British novelist and film critic . Name variations: Eileen Arnot Robertson; Eileen Arbuthnot Robertson; Mrs. Henry Ernest Turner. Born Eileen Arbuthnot Robertson in Holmwood, Surrey, England, in 1903; committed suicide in London, England, on September 21, 1961; daughter of G.A. Robertson (a doctor); educated at Sherbourne Girls' School, and in Switzerland and Paris; married Henry Turner (general secretary of the Empire Press Union), in 1927; children: one son.

Selected writings:

Cullum (1928); Three Came Unarmed (1928); Four Frightened People (1931); Ordinary Families (1933); Thames Portrait (1937); Summer's Lease (1940); The Signpost (1943); Devices and Desires (1954); Justice of the Heart (1958); Strangers on my Roof (posthumously released, 1964).
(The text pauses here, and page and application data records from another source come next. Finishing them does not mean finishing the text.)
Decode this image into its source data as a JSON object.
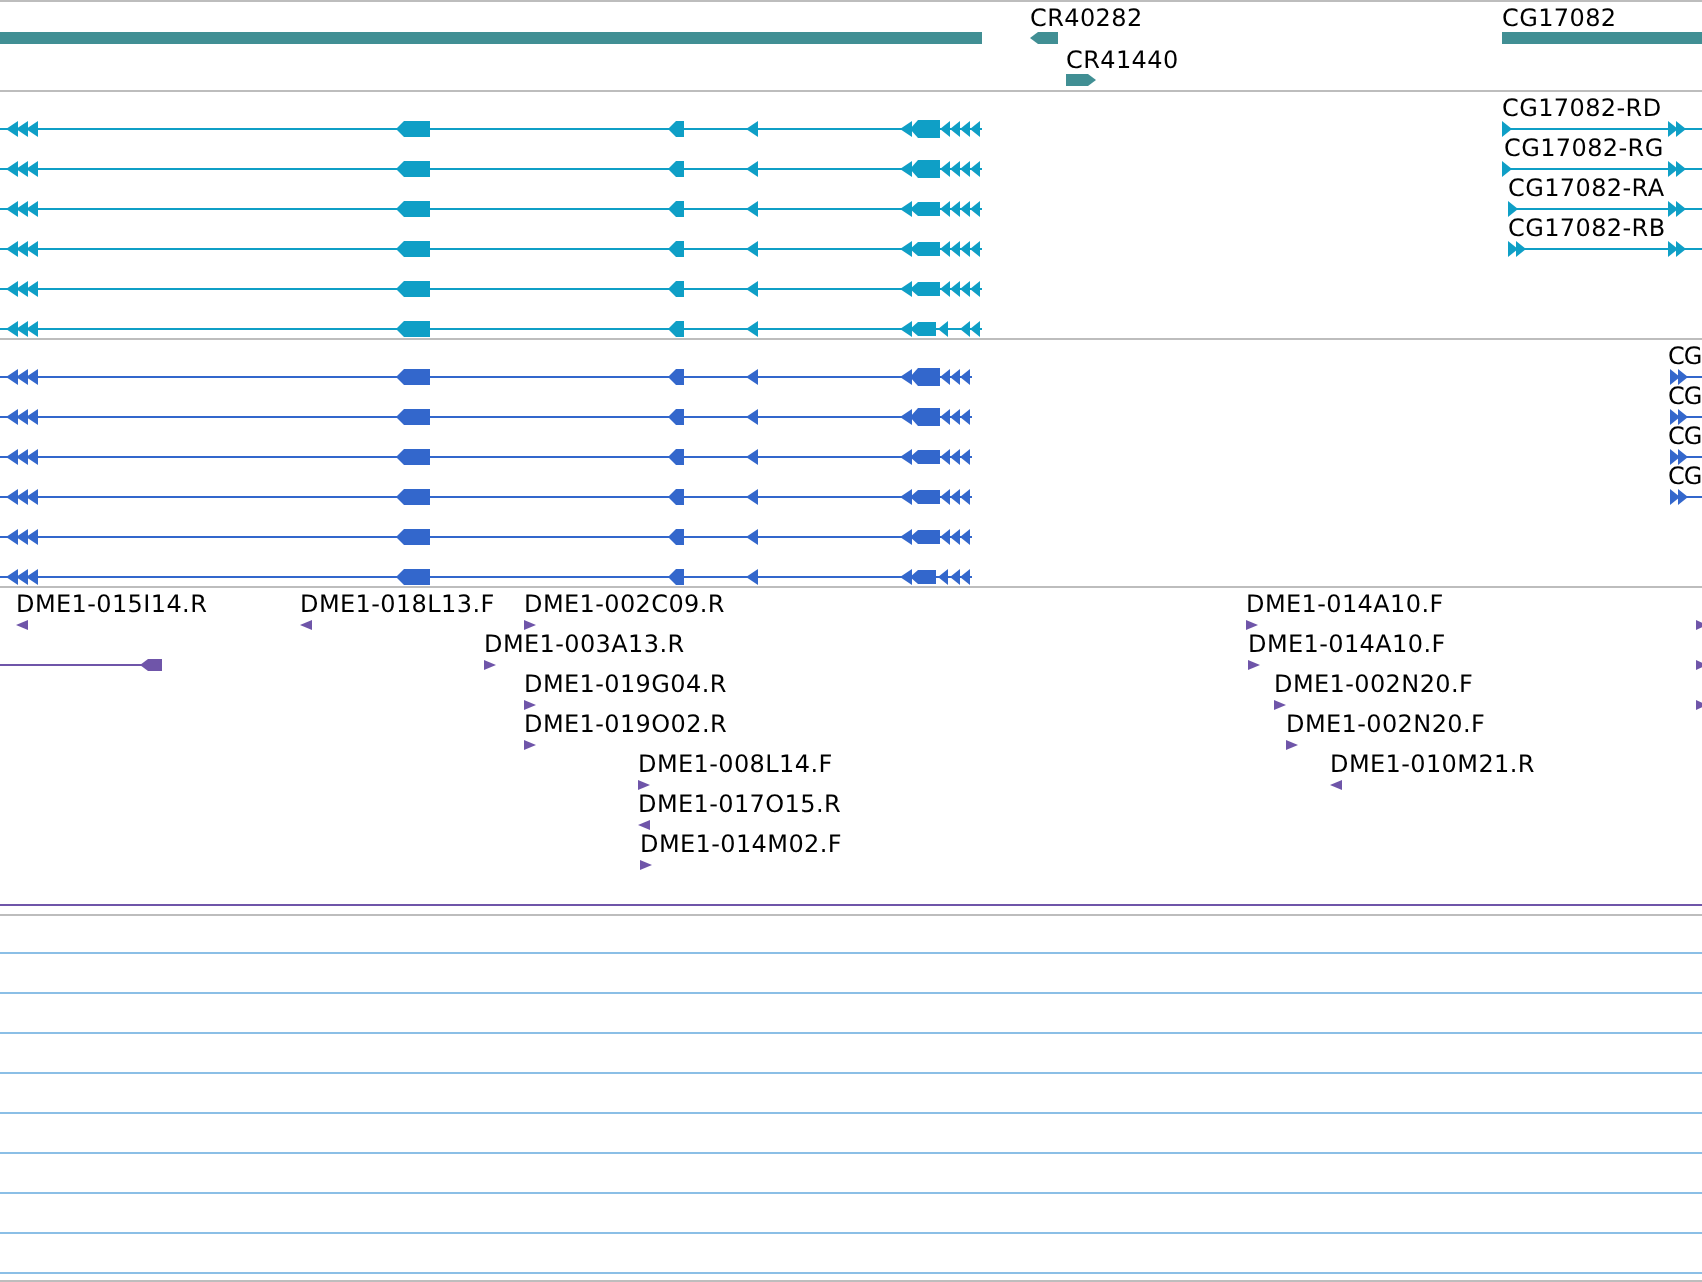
{
  "tracks": [
    {
      "kind": "genes",
      "features": [
        {
          "label": "CR40282",
          "reverse": true
        },
        {
          "label": "CR41440",
          "reverse": false
        },
        {
          "label": "CG17082"
        }
      ]
    },
    {
      "kind": "transcripts",
      "features": [
        {
          "label": "CG17082-RD",
          "reverse": false
        },
        {
          "label": "CG17082-RG",
          "reverse": false
        },
        {
          "label": "CG17082-RA",
          "reverse": false
        },
        {
          "label": "CG17082-RB",
          "reverse": false
        }
      ]
    },
    {
      "kind": "transcripts",
      "features": [
        {
          "label": "CG",
          "reverse": false
        },
        {
          "label": "CG",
          "reverse": false
        },
        {
          "label": "CG",
          "reverse": false
        },
        {
          "label": "CG",
          "reverse": false
        }
      ]
    },
    {
      "kind": "clones",
      "features": [
        {
          "label": "DME1-015I14.R",
          "reverse": true
        },
        {
          "label": "DME1-018L13.F",
          "reverse": true
        },
        {
          "label": "DME1-002C09.R",
          "reverse": false
        },
        {
          "label": "DME1-003A13.R",
          "reverse": false
        },
        {
          "label": "DME1-019G04.R",
          "reverse": false
        },
        {
          "label": "DME1-019O02.R",
          "reverse": false
        },
        {
          "label": "DME1-008L14.F",
          "reverse": false
        },
        {
          "label": "DME1-017O15.R",
          "reverse": true
        },
        {
          "label": "DME1-014M02.F",
          "reverse": false
        },
        {
          "label": "DME1-014A10.F",
          "reverse": false
        },
        {
          "label": "DME1-014A10.F",
          "reverse": false
        },
        {
          "label": "DME1-002N20.F",
          "reverse": false
        },
        {
          "label": "DME1-002N20.F",
          "reverse": false
        },
        {
          "label": "DME1-010M21.R",
          "reverse": true
        }
      ]
    }
  ]
}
Born Eileen Arbuthnot Robertson in Surrey, England, in 1903, E. Arnot Robertson grew up under the shadow of disappointment, because she did not excel in the sports or music that were most valued by her family. To compensate, she started writing, choosing exotic locations as settings for her novels. She was a world traveler—beginning with her attendance at schools in Switzerland and Paris in addition to her unhappy education at Sherbourne Girls' School—but she chose to locate her stories in places unfamiliar to her, such as Singapore, Malaya, Greece, Zanzibar and Hong Kong. Her first novel, Cullum (1928), was the story of an affair between a girl and a womanizing writer. Three Came Unarmed, the story of three children raised in Borneo and transplanted in England, appeared the same year.
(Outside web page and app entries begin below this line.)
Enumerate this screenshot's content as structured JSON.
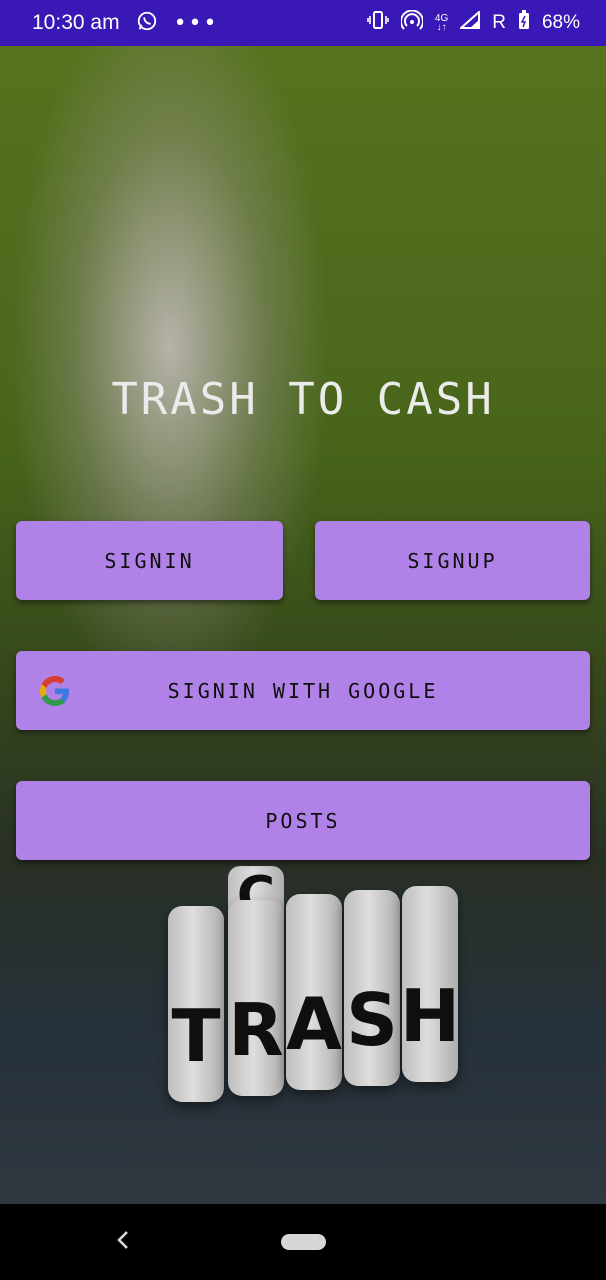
{
  "status_bar": {
    "time": "10:30 am",
    "overflow": "•••",
    "network_type": "4G",
    "roaming": "R",
    "battery": "68%"
  },
  "app": {
    "title": "TRASH TO CASH",
    "buttons": {
      "signin": "SIGNIN",
      "signup": "SIGNUP",
      "google": "SIGNIN WITH GOOGLE",
      "posts": "POSTS"
    },
    "background_dice_letters": [
      "T",
      "R",
      "A",
      "S",
      "H"
    ],
    "background_dice_top_letter": "C"
  },
  "colors": {
    "status_bar": "#3a18b5",
    "button": "#bf8dfa",
    "title_text": "#ffffff"
  },
  "icons": [
    "whatsapp-icon",
    "vibrate-icon",
    "hotspot-icon",
    "signal-icon",
    "battery-icon",
    "google-icon",
    "back-icon",
    "home-pill-icon"
  ]
}
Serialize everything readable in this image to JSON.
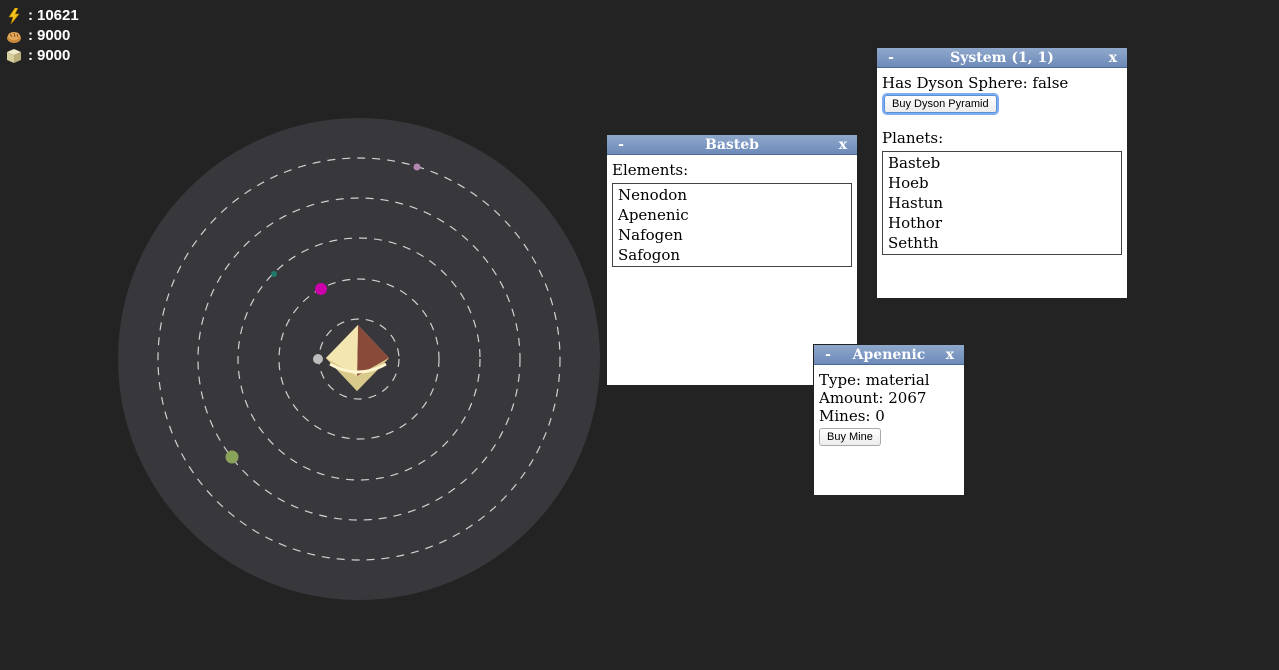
{
  "resources": {
    "energy": {
      "icon": "lightning-icon",
      "value": "10621"
    },
    "food": {
      "icon": "bread-icon",
      "value": "9000"
    },
    "material": {
      "icon": "crate-icon",
      "value": "9000"
    },
    "separator": ":"
  },
  "colors": {
    "background": "#232323",
    "system_disc": "#38373b",
    "orbit": "#d0d0d0",
    "header": "#7a94bf"
  },
  "system_map": {
    "star_icon": "pyramid-star-icon",
    "planets": [
      {
        "name": "Basteb",
        "color": "#bdbdbd"
      },
      {
        "name": "Hoeb",
        "color": "#cc00aa"
      },
      {
        "name": "Hastun",
        "color": "#1e7a6c"
      },
      {
        "name": "Hothor",
        "color": "#8aa35a"
      },
      {
        "name": "Sethth",
        "color": "#b487b0"
      }
    ]
  },
  "system_panel": {
    "title": "System (1, 1)",
    "minimize": "-",
    "close": "x",
    "dyson_label": "Has Dyson Sphere: false",
    "buy_button": "Buy Dyson Pyramid",
    "planets_label": "Planets:",
    "planets": [
      "Basteb",
      "Hoeb",
      "Hastun",
      "Hothor",
      "Sethth"
    ]
  },
  "planet_panel": {
    "title": "Basteb",
    "minimize": "-",
    "close": "x",
    "elements_label": "Elements:",
    "elements": [
      "Nenodon",
      "Apenenic",
      "Nafogen",
      "Safogon"
    ]
  },
  "element_panel": {
    "title": "Apenenic",
    "minimize": "-",
    "close": "x",
    "type": "Type: material",
    "amount": "Amount: 2067",
    "mines": "Mines: 0",
    "buy_button": "Buy Mine"
  }
}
However, it was not until 1931 that Robertson gained wide recognition, with her novel Four Frightened People, which flipped the plot of Three Came Unarmed by focusing on four English characters in a jungle. Her 1933 bestseller, Ordinary Families, portrayed a middle-class household who shared her own reallife family's passion for sailing. It was adapted as a film by Cecil B. De Mille in 1934. Robertson's subsequent novels, Thames Portrait (1937), Summer's Lease (1940), The Signpost (1943), Devices and Desires (1954), Justice of the Heart (1958) and Strangers on my Roof (1964), were never as notable as her early writings.

Following World War II, Robertson began working as a film critic, and made the news with a libel suit against MGM after the movie studio banned her from screenings because of her hostile reviews. Although she won the first round of the lawsuit, the House of Lords overturned the ruling. In the spring of 1961, Robertson's husband of more than 30 years drowned in a boating accident; five months later, she committed suicide.

sources:

Shattock, Joanne. The Oxford Guide to British Women Writers. Oxford: Oxford University Press, 1993.

Brenda Kubiac , freelance writer, Chesterfield, Michigan